**Assigned task**
Set down a precise copy of the whole listing.

**Records for the task**

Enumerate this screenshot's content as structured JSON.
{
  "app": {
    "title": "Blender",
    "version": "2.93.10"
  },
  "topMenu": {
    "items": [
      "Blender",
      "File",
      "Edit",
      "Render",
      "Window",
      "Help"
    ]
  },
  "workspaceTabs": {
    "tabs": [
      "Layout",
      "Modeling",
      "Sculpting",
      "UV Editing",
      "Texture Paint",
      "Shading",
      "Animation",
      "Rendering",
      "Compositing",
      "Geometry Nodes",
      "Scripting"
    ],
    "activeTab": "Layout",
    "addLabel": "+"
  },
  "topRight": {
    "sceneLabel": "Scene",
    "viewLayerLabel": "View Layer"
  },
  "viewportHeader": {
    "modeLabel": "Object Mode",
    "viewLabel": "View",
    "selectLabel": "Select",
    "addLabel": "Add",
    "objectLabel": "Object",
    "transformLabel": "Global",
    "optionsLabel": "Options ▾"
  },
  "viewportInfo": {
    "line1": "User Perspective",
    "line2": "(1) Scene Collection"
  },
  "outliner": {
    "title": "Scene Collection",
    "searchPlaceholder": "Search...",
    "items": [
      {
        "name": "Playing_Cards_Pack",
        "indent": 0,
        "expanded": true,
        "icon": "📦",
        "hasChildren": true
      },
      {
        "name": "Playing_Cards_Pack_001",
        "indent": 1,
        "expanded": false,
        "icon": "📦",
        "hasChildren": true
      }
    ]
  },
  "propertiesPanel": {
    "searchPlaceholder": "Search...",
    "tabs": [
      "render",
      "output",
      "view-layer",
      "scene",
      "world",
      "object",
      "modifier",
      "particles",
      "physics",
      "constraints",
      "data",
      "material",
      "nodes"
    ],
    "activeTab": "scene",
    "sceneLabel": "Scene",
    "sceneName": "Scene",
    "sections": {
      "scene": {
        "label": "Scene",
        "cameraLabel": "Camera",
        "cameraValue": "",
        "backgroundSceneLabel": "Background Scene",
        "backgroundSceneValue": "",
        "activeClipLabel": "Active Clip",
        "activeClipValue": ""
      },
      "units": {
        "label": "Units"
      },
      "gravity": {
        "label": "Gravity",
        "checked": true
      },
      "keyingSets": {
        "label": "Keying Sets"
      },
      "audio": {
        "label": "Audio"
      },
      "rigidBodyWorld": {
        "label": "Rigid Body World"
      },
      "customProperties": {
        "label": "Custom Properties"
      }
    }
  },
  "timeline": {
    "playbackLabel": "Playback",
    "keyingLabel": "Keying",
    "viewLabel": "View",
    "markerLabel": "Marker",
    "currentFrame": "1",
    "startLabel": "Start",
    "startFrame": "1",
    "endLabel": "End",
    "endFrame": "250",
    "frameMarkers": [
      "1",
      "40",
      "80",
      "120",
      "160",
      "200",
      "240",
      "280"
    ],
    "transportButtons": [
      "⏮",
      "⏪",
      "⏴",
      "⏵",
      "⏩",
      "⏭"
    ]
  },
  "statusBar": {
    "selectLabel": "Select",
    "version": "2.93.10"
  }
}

**Problem solution**
Enumerate this screenshot's content as structured JSON.
{
  "app": {
    "title": "Blender",
    "version": "2.93.10"
  },
  "topMenu": {
    "items": [
      "Blender",
      "File",
      "Edit",
      "Render",
      "Window",
      "Help"
    ]
  },
  "workspaceTabs": {
    "tabs": [
      "Layout",
      "Modeling",
      "Sculpting",
      "UV Editing",
      "Texture Paint",
      "Shading",
      "Animation",
      "Rendering",
      "Compositing",
      "Geometry Nodes",
      "Scripting"
    ],
    "activeTab": "Layout",
    "addLabel": "+"
  },
  "topRight": {
    "sceneLabel": "Scene",
    "viewLayerLabel": "View Layer"
  },
  "viewportHeader": {
    "modeLabel": "Object Mode",
    "viewLabel": "View",
    "selectLabel": "Select",
    "addLabel": "Add",
    "objectLabel": "Object",
    "transformLabel": "Global",
    "optionsLabel": "Options ▾"
  },
  "viewportInfo": {
    "line1": "User Perspective",
    "line2": "(1) Scene Collection"
  },
  "outliner": {
    "title": "Scene Collection",
    "searchPlaceholder": "Search...",
    "items": [
      {
        "name": "Playing_Cards_Pack",
        "indent": 0,
        "expanded": true,
        "icon": "📦",
        "hasChildren": true
      },
      {
        "name": "Playing_Cards_Pack_001",
        "indent": 1,
        "expanded": false,
        "icon": "📦",
        "hasChildren": true
      }
    ]
  },
  "propertiesPanel": {
    "searchPlaceholder": "Search...",
    "tabs": [
      "render",
      "output",
      "view-layer",
      "scene",
      "world",
      "object",
      "modifier",
      "particles",
      "physics",
      "constraints",
      "data",
      "material",
      "nodes"
    ],
    "activeTab": "scene",
    "sceneLabel": "Scene",
    "sceneName": "Scene",
    "sections": {
      "scene": {
        "label": "Scene",
        "cameraLabel": "Camera",
        "cameraValue": "",
        "backgroundSceneLabel": "Background Scene",
        "backgroundSceneValue": "",
        "activeClipLabel": "Active Clip",
        "activeClipValue": ""
      },
      "units": {
        "label": "Units"
      },
      "gravity": {
        "label": "Gravity",
        "checked": true
      },
      "keyingSets": {
        "label": "Keying Sets"
      },
      "audio": {
        "label": "Audio"
      },
      "rigidBodyWorld": {
        "label": "Rigid Body World"
      },
      "customProperties": {
        "label": "Custom Properties"
      }
    }
  },
  "timeline": {
    "playbackLabel": "Playback",
    "keyingLabel": "Keying",
    "viewLabel": "View",
    "markerLabel": "Marker",
    "currentFrame": "1",
    "startLabel": "Start",
    "startFrame": "1",
    "endLabel": "End",
    "endFrame": "250",
    "frameMarkers": [
      "1",
      "40",
      "80",
      "120",
      "160",
      "200",
      "240",
      "280"
    ],
    "transportButtons": [
      "⏮",
      "⏪",
      "⏴",
      "⏵",
      "⏩",
      "⏭"
    ]
  },
  "statusBar": {
    "selectLabel": "Select",
    "version": "2.93.10"
  }
}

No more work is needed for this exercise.